# [Exercise instructions]
The answer must consist of every line from the entries below that contains the word "printer".

# [Supplied entries]
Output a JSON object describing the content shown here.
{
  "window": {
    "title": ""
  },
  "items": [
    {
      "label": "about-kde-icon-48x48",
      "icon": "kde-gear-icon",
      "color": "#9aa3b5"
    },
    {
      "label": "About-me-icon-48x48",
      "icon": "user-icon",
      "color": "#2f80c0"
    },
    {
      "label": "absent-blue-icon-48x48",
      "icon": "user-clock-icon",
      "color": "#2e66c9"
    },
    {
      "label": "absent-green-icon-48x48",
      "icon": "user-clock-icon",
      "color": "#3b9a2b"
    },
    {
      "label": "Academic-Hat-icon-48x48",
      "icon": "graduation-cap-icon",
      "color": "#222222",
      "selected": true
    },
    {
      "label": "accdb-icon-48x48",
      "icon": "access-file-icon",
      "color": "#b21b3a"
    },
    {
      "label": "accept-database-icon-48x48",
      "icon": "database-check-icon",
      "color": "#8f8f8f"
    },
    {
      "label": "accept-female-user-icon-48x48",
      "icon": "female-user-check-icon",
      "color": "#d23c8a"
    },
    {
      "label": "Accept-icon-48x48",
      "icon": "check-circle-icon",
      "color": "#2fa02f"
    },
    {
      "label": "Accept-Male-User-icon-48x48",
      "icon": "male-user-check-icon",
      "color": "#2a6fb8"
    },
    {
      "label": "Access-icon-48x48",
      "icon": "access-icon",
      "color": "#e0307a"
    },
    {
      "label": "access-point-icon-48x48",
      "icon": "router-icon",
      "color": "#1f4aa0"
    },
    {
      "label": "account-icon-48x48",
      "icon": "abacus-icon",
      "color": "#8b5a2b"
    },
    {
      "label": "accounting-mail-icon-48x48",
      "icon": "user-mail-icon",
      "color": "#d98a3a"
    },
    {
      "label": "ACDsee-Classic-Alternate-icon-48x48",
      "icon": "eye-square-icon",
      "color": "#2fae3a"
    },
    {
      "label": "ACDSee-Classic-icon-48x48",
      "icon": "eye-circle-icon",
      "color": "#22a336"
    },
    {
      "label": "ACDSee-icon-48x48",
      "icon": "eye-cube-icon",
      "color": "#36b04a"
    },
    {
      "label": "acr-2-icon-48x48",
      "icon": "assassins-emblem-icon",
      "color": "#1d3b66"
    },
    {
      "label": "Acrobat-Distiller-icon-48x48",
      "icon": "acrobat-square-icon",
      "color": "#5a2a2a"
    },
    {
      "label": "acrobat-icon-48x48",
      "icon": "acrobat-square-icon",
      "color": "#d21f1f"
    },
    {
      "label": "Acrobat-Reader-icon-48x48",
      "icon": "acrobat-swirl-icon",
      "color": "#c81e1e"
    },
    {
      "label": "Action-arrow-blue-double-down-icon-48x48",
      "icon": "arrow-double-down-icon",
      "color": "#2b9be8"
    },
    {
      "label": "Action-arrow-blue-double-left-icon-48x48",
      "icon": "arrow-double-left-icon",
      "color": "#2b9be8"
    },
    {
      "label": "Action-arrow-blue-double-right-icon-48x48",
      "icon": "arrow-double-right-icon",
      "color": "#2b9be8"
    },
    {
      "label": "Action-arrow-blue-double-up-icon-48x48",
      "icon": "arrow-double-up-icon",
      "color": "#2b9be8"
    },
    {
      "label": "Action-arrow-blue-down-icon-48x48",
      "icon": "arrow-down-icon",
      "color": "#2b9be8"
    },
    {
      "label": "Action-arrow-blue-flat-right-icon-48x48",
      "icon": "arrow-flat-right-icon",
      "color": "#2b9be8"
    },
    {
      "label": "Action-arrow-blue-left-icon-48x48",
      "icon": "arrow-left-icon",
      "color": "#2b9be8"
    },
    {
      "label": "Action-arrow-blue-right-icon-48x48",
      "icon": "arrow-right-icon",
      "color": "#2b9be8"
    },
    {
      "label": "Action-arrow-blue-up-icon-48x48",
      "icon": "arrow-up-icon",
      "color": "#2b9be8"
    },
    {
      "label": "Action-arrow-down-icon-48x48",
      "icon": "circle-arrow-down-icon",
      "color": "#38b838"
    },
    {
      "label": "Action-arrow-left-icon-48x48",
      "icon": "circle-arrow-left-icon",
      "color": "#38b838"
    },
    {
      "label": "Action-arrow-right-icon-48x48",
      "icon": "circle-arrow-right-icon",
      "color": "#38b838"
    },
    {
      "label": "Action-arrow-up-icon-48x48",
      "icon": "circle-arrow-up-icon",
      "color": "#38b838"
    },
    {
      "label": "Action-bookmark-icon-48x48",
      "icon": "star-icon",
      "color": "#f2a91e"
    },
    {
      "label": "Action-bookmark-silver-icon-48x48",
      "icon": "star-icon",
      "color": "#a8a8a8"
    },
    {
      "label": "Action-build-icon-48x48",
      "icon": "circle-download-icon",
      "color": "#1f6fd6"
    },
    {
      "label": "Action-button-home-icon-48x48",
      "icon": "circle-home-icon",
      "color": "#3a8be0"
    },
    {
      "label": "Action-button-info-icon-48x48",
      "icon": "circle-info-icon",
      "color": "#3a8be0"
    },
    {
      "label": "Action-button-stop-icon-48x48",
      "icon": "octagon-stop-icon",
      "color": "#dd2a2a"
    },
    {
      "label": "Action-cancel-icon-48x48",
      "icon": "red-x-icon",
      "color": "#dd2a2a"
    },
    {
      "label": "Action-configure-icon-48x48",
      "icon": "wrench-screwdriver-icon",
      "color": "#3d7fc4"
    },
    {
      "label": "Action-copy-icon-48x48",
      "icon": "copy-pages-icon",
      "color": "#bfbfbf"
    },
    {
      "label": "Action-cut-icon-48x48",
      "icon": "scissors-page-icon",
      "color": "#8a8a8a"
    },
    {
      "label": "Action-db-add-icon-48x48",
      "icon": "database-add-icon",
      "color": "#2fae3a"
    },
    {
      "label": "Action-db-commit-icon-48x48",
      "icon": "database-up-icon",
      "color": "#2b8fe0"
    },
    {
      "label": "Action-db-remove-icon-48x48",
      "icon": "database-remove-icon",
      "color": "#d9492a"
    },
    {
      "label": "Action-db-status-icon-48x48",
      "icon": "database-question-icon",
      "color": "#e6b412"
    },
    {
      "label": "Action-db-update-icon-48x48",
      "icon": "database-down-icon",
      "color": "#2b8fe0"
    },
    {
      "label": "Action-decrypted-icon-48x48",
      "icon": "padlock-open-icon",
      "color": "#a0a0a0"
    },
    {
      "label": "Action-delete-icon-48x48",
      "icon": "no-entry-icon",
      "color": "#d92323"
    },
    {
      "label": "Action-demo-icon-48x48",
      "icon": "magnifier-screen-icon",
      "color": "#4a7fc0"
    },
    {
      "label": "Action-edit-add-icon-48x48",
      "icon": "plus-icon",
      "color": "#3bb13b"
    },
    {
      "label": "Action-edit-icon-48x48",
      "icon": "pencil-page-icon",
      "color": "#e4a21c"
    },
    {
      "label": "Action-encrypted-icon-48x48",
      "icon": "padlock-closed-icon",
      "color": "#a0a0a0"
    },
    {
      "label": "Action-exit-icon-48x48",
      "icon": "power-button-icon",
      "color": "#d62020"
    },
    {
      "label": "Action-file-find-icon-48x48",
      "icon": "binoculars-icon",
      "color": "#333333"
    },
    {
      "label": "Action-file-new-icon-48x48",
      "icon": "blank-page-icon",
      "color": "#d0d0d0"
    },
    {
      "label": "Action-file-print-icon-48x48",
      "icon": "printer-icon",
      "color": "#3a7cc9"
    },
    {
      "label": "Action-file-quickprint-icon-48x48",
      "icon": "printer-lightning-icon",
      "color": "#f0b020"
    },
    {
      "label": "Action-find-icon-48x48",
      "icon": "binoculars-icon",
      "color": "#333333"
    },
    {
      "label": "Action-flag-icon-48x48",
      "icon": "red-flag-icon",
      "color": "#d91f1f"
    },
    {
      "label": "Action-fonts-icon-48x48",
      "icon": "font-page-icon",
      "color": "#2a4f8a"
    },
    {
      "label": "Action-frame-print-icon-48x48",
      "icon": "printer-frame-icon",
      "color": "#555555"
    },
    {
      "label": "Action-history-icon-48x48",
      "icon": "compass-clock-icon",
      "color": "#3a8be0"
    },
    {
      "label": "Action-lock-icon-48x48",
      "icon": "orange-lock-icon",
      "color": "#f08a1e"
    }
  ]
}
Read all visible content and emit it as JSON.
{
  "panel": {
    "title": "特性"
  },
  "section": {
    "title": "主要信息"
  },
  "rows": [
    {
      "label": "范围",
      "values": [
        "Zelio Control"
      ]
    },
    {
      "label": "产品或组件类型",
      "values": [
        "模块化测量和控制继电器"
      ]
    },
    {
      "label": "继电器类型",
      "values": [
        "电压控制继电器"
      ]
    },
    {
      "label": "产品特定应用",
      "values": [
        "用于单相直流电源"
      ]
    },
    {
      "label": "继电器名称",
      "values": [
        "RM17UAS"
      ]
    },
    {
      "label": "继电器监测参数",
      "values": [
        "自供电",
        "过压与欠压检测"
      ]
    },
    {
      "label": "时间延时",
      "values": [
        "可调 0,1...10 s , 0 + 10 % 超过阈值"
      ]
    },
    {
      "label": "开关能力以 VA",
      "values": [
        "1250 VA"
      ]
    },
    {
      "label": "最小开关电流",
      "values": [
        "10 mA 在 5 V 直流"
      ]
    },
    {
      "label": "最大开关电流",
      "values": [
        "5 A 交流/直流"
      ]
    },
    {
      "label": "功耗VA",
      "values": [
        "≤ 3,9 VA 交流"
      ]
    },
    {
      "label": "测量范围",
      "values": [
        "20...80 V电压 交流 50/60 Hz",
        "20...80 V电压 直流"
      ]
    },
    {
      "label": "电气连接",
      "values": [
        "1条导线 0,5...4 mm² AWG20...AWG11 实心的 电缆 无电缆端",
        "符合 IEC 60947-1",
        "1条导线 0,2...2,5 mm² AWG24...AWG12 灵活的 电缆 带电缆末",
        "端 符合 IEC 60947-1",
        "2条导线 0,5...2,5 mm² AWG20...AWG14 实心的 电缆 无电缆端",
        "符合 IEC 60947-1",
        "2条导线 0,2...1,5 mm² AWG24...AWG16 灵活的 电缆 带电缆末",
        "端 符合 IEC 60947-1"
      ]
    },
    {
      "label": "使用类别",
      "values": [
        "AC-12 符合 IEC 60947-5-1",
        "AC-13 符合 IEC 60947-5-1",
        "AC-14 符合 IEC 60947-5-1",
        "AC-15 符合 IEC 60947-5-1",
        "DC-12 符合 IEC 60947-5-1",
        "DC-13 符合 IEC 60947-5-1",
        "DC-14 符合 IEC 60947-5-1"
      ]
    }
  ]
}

# [Written response]
      "icon": "printer-icon",
      "icon": "printer-lightning-icon",
      "icon": "printer-frame-icon",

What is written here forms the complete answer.